Open-up that file and paste the following code snippet into it:
const cds = require('@sap/cds');
const {
} = require('./lib/handlers');

module.exports = cds.service.impl(async function () {
const {
} = this.entities;

// ON events
this.on('READ', BusinessUser, readBusinessUser);

As you can see, the readBusinessUser handler is attached to the ON READ event of the BusinessUser entity.

Test the Application

Finally, we are all set! So, let's test the application by running cds watch and, then, CTRL+Click on the http://localhost:4004 link to open-up the CAP service home page in a new tab:

Figure 17 - CAP service home page

Now, click on the BusinessUser entity link and, after some seconds, you should get the JSON containing the Business Users from your S/4HANA Cloud tenant, like demonstrated below:

Figure 18 - Business users from S/4HANA Cloud tenant

And that's it! A fully working CAP service consuming a SOAP web service from S/4HANA Cloud.


After completing the steps from this blog post you should have successfully developed a CAP service which communicates with S/4HANA Cloud via SOAP web service to fetch its business users.

Notice that this web service is specifically for reading data, and you could use such information in your application's logic for some specific action or even to expose it to a UI via the built-in OData v4 framework from CAP.

In the second case, you could either manually implement the logic to support the OData operations such as $select, $count, $filter, $search etc. - by interpreting the SELECT query provided by CAP's CQL (CDS Query Language) via the request object - or completely hand it over to the CAP framework - by importing the business users to an entity in a data model and exposing it in the service as a projection.

If you want to execute other operations on business users' data you can use another web service which is the ManageBusinessUser (the counterpart of QueryBusinessUser).

To learn more on how to use such services, please refer to SAP's official documentation using the links below:

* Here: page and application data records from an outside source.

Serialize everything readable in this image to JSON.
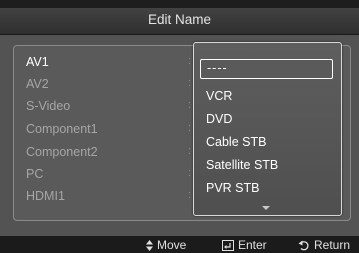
{
  "header": {
    "title": "Edit Name"
  },
  "inputs": [
    {
      "label": "AV1",
      "selected": true
    },
    {
      "label": "AV2",
      "selected": false
    },
    {
      "label": "S-Video",
      "selected": false
    },
    {
      "label": "Component1",
      "selected": false
    },
    {
      "label": "Component2",
      "selected": false
    },
    {
      "label": "PC",
      "selected": false
    },
    {
      "label": "HDMI1",
      "selected": false
    }
  ],
  "dropdown": {
    "selected_value": "----",
    "options": [
      "VCR",
      "DVD",
      "Cable STB",
      "Satellite STB",
      "PVR STB"
    ],
    "more_indicator_icon": "chevron-down-icon"
  },
  "help": {
    "move_label": "Move",
    "enter_label": "Enter",
    "return_label": "Return",
    "move_icon": "up-down-arrow-icon",
    "enter_icon": "enter-icon",
    "return_icon": "return-icon"
  }
}
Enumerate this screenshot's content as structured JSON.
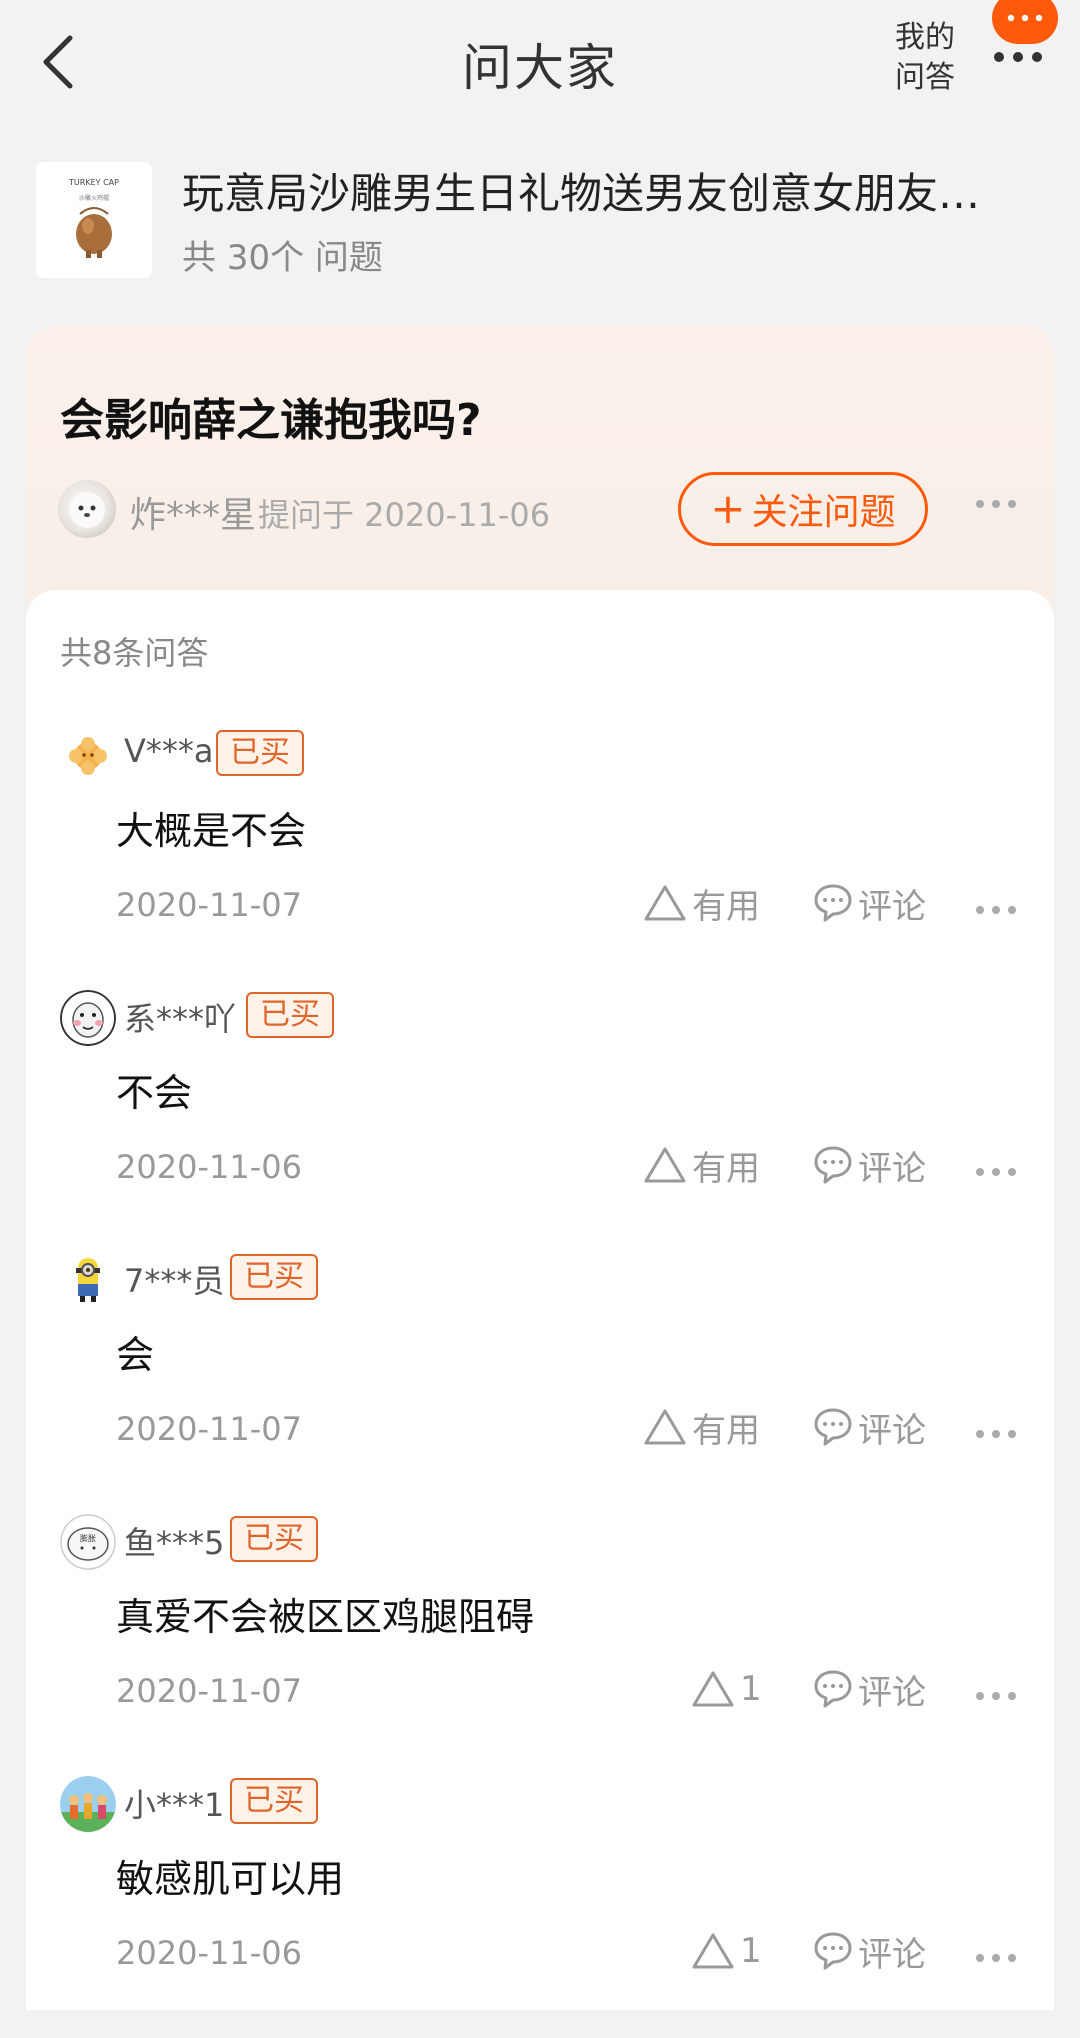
{
  "header": {
    "title": "问大家",
    "my_qa_line1": "我的",
    "my_qa_line2": "问答",
    "back_icon": "chevron-left-icon",
    "more_icon": "more-icon",
    "accent": "#ff5a0c"
  },
  "product": {
    "thumb_text": "TURKEY CAP",
    "name": "玩意局沙雕男生日礼物送男友创意女朋友…",
    "count": "共 30个 问题"
  },
  "question": {
    "text": "会影响薛之谦抱我吗?",
    "asker": "炸***星",
    "asked_at": "提问于 2020-11-06",
    "follow_label": "关注问题"
  },
  "answers_section": {
    "count_label": "共8条问答",
    "useful_label": "有用",
    "comment_label": "评论",
    "bought_label": "已买",
    "items": [
      {
        "user": "V***a",
        "text": "大概是不会",
        "date": "2020-11-07",
        "useful": "有用"
      },
      {
        "user": "系***吖",
        "text": "不会",
        "date": "2020-11-06",
        "useful": "有用"
      },
      {
        "user": "7***员",
        "text": "会",
        "date": "2020-11-07",
        "useful": "有用"
      },
      {
        "user": "鱼***5",
        "text": "真爱不会被区区鸡腿阻碍",
        "date": "2020-11-07",
        "useful": "1"
      },
      {
        "user": "小***1",
        "text": "敏感肌可以用",
        "date": "2020-11-06",
        "useful": "1"
      }
    ]
  }
}
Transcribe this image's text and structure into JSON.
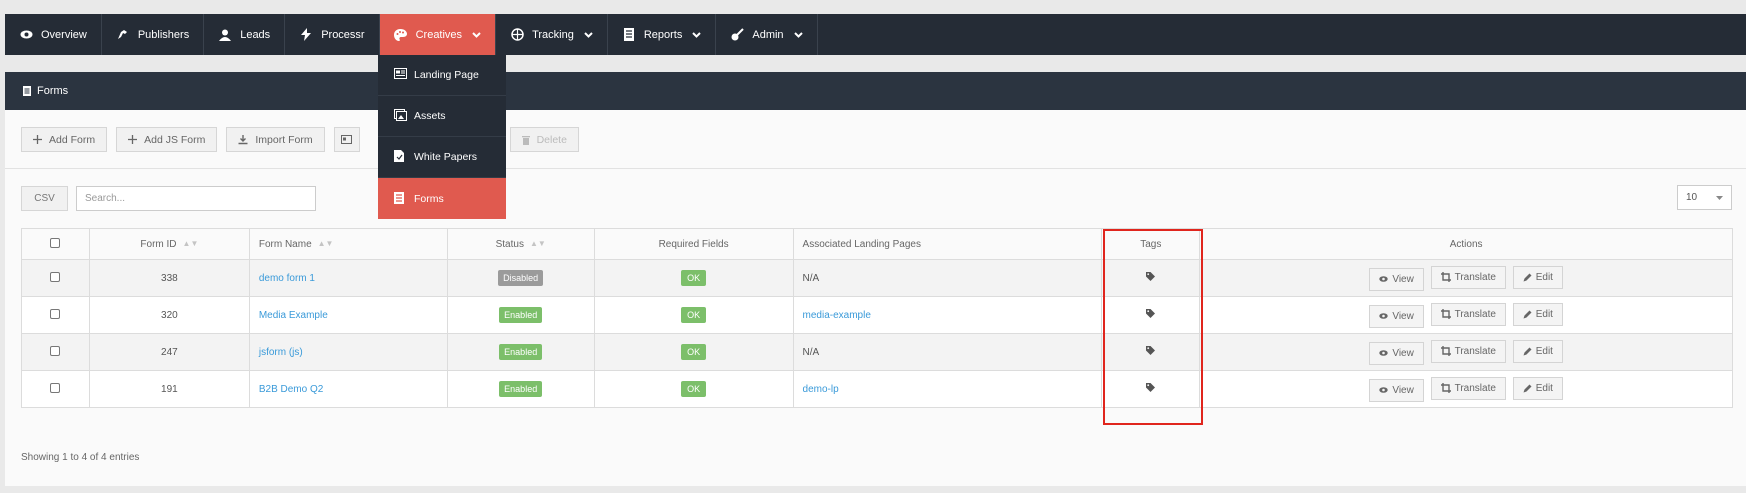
{
  "nav": {
    "items": [
      {
        "label": "Overview",
        "icon": "eye-icon"
      },
      {
        "label": "Publishers",
        "icon": "handshake-icon"
      },
      {
        "label": "Leads",
        "icon": "user-icon"
      },
      {
        "label": "Processr",
        "icon": "bolt-icon"
      },
      {
        "label": "Creatives",
        "icon": "palette-icon",
        "active": true
      },
      {
        "label": "Tracking",
        "icon": "globe-icon"
      },
      {
        "label": "Reports",
        "icon": "report-icon"
      },
      {
        "label": "Admin",
        "icon": "guitar-icon"
      }
    ]
  },
  "creatives_menu": {
    "items": [
      {
        "label": "Landing Page",
        "icon": "landing-page-icon"
      },
      {
        "label": "Assets",
        "icon": "assets-icon"
      },
      {
        "label": "White Papers",
        "icon": "file-icon"
      },
      {
        "label": "Forms",
        "icon": "form-icon",
        "active": true
      }
    ]
  },
  "panel": {
    "title": "Forms"
  },
  "toolbar": {
    "add_form": "Add Form",
    "add_js_form": "Add JS Form",
    "import_form": "Import Form",
    "delete": "Delete"
  },
  "controls": {
    "csv": "CSV",
    "search_placeholder": "Search...",
    "page_size": "10"
  },
  "table": {
    "headers": {
      "form_id": "Form ID",
      "form_name": "Form Name",
      "status": "Status",
      "required_fields": "Required Fields",
      "landing_pages": "Associated Landing Pages",
      "tags": "Tags",
      "actions": "Actions"
    },
    "rows": [
      {
        "id": "338",
        "name": "demo form 1",
        "status": "Disabled",
        "required": "OK",
        "landing": "N/A"
      },
      {
        "id": "320",
        "name": "Media Example",
        "status": "Enabled",
        "required": "OK",
        "landing": "media-example"
      },
      {
        "id": "247",
        "name": "jsform (js)",
        "status": "Enabled",
        "required": "OK",
        "landing": "N/A"
      },
      {
        "id": "191",
        "name": "B2B Demo Q2",
        "status": "Enabled",
        "required": "OK",
        "landing": "demo-lp"
      }
    ],
    "actions": {
      "view": "View",
      "translate": "Translate",
      "edit": "Edit"
    }
  },
  "footer": {
    "info": "Showing 1 to 4 of 4 entries"
  },
  "colors": {
    "nav_bg": "#252c36",
    "accent": "#e05a4f",
    "link": "#3a9ad9",
    "enabled": "#7cbf6a",
    "disabled": "#9b9b9b",
    "highlight": "#e0251d"
  }
}
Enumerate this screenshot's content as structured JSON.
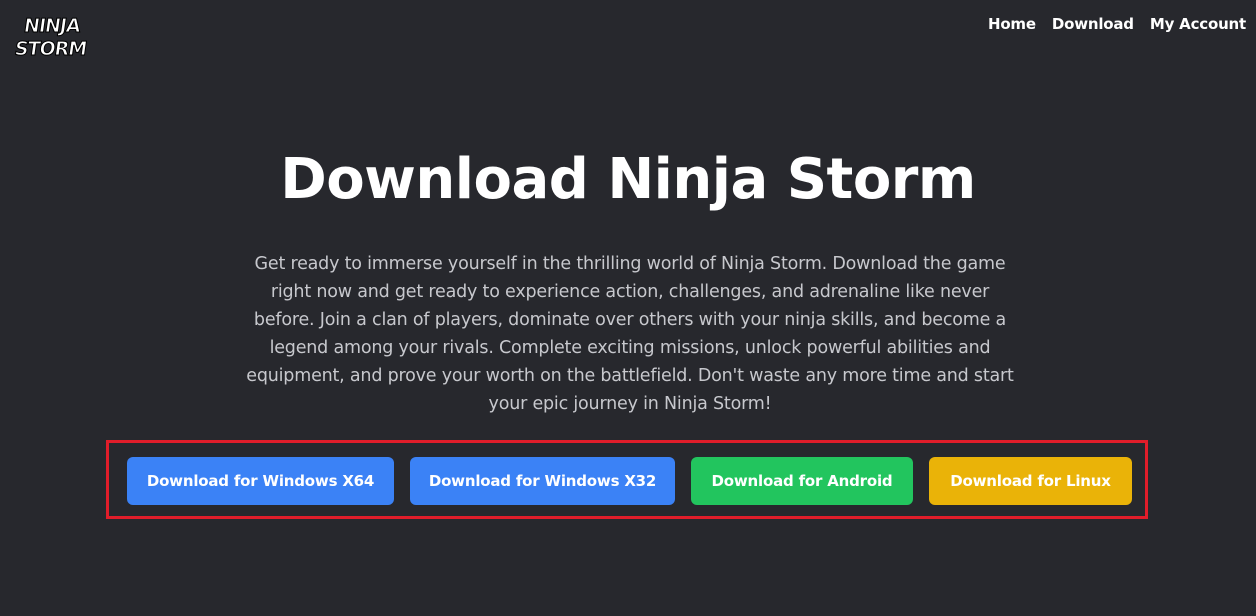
{
  "header": {
    "logo": {
      "line1": "NINJA",
      "line2": "STORM"
    },
    "nav": [
      {
        "label": "Home"
      },
      {
        "label": "Download"
      },
      {
        "label": "My Account"
      }
    ]
  },
  "hero": {
    "title": "Download Ninja Storm",
    "description": "Get ready to immerse yourself in the thrilling world of Ninja Storm. Download the game right now and get ready to experience action, challenges, and adrenaline like never before. Join a clan of players, dominate over others with your ninja skills, and become a legend among your rivals. Complete exciting missions, unlock powerful abilities and equipment, and prove your worth on the battlefield. Don't waste any more time and start your epic journey in Ninja Storm!"
  },
  "downloads": [
    {
      "label": "Download for Windows X64",
      "color": "#3b82f6"
    },
    {
      "label": "Download for Windows X32",
      "color": "#3b82f6"
    },
    {
      "label": "Download for Android",
      "color": "#22c55e"
    },
    {
      "label": "Download for Linux",
      "color": "#eab308"
    }
  ],
  "colors": {
    "background": "#27282d",
    "highlight_border": "#e11d2a"
  }
}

Hope you enjoyed this post and that it may be useful in your future developments.

Please, do not hesitate to submit your questions in SAP Community through the Q&A tag link: